The spatial stochastic process. The secondorder stationary process and the inherently stationary process.
The variogram and the spatial correlation. The sample variogram. Estimate and estimator of the theoretical variogram.
Parametric models for the variogram and for the correlation function.
The Gaussian spatial model: inference, estimation of the variogram under the model, analysis of residuals.
The Gaussian spatial model in the presence of measurement errors.
Basics of spatial prediction: simple and ordinary kriging. 
Planned learning activities and teaching methods:

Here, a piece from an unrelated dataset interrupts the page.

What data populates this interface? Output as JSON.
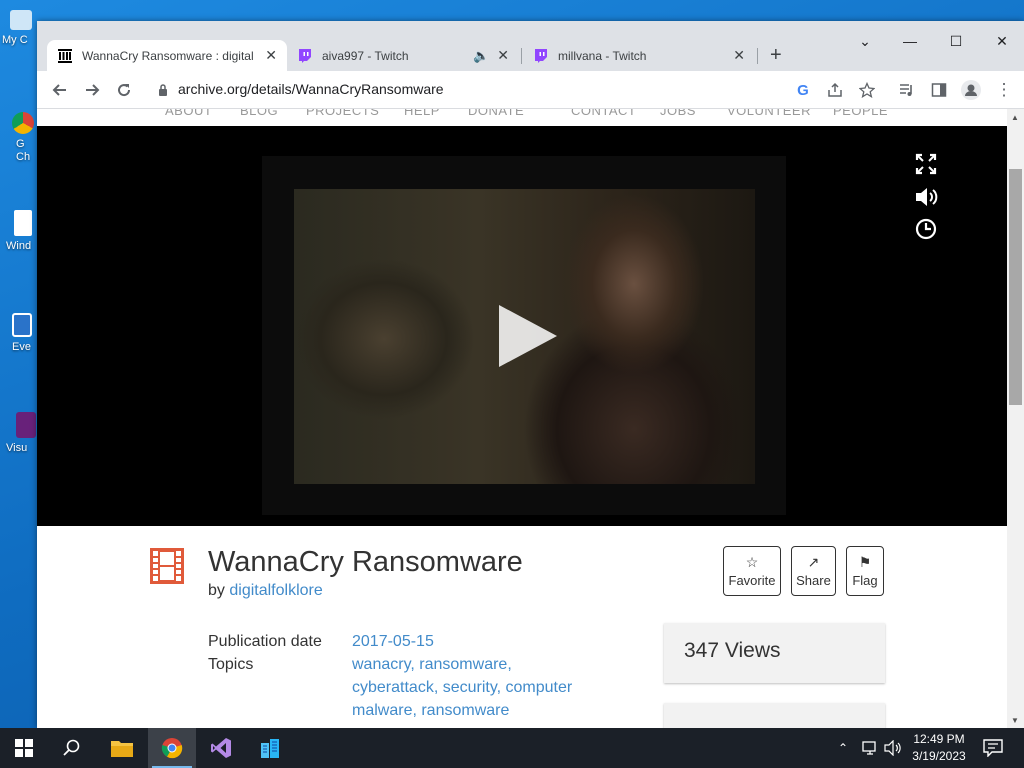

The course contains lectures (module I: 20 hours, modules II and III: 24 hours) and exercises in the computer room (modules II and III: 20 hours).
Possible activities are planned in itinere with exercises to be solved in a group using the software R. The course may possibly include seminar activities by external experts, aimed at illustrating real cases of applications in technologies and sciences. 
Additional notes about suggested reading:

Lessons and exercises are based on textbooks. During the course, the slides and the R code used in the laboratories will be made available. In addition, where necessary, additional teaching materials and handouts will be available on the site accessible to students. 
Textbooks (and optional supplementary readings) 

Gary W. Oehlert, A First Course in Design and Analysis of Experiments. : , 2010. http://users.stat.umn.edu/~gary/book/fcdae.pdf

John P. Klein, Melvin L. Moeschberger, Survival analysis: Tecniques for censored and truncated data.. U.S. New York: Springer  Verlag (2nd edition), 2003.

Roger S. Bivand, Edzer J. Pebesma, Virgilio Gòmez Rubio, Applied Spatial Data Analysis with R.. New York: Springer, 2008.

Peter J. Diggle, Paulo J. Ribeiro J., Modelbased Geostatistics. U.S. New York: Springer, 2007.

Noel Cressie, Statistics for Spatial Data (Revised Edition). : WileyInterscience, 2015.

Innovative teaching methods: Teaching and learning strategies
 Lecturing
 Case study
 Interactive lecturing
 Working in group
 Questioning
 Problem solving
 Loading of files and pages (web pages, Moodle, ...)
Innovative teaching methods: Software or applications used
 Moodle (files, quizzes, workshops, ...)
Sustainable Development Goals (SDGs)